• Instructions for the task:
What lines in the records below include the word "JSON"? Return each one.

(Information supplied Opens)

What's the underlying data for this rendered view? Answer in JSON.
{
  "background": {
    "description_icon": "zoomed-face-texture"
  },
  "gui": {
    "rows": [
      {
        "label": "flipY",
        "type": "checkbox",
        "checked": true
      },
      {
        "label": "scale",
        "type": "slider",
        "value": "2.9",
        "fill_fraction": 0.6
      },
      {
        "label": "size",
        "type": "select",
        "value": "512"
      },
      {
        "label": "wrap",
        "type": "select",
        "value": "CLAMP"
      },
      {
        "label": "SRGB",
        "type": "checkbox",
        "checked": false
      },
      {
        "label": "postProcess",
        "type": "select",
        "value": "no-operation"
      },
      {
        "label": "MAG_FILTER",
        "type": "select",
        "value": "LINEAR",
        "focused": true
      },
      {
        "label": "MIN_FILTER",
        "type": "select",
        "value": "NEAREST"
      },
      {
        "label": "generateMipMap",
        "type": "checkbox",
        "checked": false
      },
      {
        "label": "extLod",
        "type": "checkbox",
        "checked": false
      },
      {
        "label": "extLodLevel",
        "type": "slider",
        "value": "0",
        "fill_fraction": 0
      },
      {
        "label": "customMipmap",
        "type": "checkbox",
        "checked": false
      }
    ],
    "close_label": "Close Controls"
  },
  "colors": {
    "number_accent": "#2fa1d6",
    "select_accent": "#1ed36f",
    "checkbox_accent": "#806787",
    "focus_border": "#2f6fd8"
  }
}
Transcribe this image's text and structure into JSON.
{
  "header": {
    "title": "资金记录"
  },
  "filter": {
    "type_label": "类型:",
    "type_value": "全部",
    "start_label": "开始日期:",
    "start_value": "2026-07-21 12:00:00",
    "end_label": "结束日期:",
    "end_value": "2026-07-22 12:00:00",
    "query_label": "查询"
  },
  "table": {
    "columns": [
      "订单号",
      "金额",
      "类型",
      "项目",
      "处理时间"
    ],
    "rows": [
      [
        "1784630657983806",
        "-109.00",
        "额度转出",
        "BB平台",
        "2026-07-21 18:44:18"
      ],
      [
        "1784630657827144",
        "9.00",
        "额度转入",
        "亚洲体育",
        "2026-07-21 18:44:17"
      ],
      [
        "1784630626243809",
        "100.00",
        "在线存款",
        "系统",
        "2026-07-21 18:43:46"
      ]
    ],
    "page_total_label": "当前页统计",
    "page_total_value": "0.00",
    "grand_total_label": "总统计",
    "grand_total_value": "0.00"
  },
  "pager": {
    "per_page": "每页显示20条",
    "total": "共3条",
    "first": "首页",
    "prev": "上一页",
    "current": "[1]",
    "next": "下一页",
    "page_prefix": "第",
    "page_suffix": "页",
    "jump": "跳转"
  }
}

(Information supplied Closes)
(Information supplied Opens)

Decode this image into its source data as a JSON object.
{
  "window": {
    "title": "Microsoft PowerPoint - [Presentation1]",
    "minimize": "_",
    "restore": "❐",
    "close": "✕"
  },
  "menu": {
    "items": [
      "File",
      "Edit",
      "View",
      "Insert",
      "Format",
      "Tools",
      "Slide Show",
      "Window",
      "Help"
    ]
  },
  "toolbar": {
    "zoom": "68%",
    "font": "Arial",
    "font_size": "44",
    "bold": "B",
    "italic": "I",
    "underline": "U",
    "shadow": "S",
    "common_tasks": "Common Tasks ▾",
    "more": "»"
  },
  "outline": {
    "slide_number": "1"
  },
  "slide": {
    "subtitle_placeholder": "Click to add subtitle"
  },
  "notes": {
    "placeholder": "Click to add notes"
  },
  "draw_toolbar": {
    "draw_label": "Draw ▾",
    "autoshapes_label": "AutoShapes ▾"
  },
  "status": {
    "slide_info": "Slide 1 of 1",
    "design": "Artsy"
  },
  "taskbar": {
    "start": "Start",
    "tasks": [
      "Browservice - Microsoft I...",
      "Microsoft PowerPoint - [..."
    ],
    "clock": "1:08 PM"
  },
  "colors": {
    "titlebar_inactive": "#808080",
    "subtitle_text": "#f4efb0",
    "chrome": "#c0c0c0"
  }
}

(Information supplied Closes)

• Solution:
What's the underlying data for this rendered view? Answer in JSON.
Transcribe this image's text and structure into JSON.
Decode this image into its source data as a JSON object.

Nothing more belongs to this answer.